# Exercise instructions
Repeat the entries that follow from start to finish, keeping every character.
------ Exercise input ------
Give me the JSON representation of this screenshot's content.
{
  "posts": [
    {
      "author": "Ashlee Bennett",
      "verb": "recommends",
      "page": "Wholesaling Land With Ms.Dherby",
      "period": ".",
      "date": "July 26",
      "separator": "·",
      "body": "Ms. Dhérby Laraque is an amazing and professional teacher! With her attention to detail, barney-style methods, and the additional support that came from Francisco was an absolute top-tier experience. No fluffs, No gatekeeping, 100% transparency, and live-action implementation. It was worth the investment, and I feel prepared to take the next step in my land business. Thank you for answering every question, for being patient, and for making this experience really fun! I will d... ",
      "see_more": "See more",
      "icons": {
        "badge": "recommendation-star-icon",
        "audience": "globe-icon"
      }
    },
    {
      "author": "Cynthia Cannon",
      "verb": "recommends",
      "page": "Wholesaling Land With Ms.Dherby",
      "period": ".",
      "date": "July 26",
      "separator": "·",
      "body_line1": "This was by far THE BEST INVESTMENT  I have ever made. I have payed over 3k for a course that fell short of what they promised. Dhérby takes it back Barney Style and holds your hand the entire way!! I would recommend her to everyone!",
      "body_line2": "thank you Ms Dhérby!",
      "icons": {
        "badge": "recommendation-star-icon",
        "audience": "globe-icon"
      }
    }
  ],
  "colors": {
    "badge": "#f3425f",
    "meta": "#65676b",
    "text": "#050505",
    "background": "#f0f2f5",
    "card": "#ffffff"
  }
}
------
# Completed exercise
Give me the JSON representation of this screenshot's content.
{
  "posts": [
    {
      "author": "Ashlee Bennett",
      "verb": "recommends",
      "page": "Wholesaling Land With Ms.Dherby",
      "period": ".",
      "date": "July 26",
      "separator": "·",
      "body": "Ms. Dhérby Laraque is an amazing and professional teacher! With her attention to detail, barney-style methods, and the additional support that came from Francisco was an absolute top-tier experience. No fluffs, No gatekeeping, 100% transparency, and live-action implementation. It was worth the investment, and I feel prepared to take the next step in my land business. Thank you for answering every question, for being patient, and for making this experience really fun! I will d... ",
      "see_more": "See more",
      "icons": {
        "badge": "recommendation-star-icon",
        "audience": "globe-icon"
      }
    },
    {
      "author": "Cynthia Cannon",
      "verb": "recommends",
      "page": "Wholesaling Land With Ms.Dherby",
      "period": ".",
      "date": "July 26",
      "separator": "·",
      "body_line1": "This was by far THE BEST INVESTMENT  I have ever made. I have payed over 3k for a course that fell short of what they promised. Dhérby takes it back Barney Style and holds your hand the entire way!! I would recommend her to everyone!",
      "body_line2": "thank you Ms Dhérby!",
      "icons": {
        "badge": "recommendation-star-icon",
        "audience": "globe-icon"
      }
    }
  ],
  "colors": {
    "badge": "#f3425f",
    "meta": "#65676b",
    "text": "#050505",
    "background": "#f0f2f5",
    "card": "#ffffff"
  }
}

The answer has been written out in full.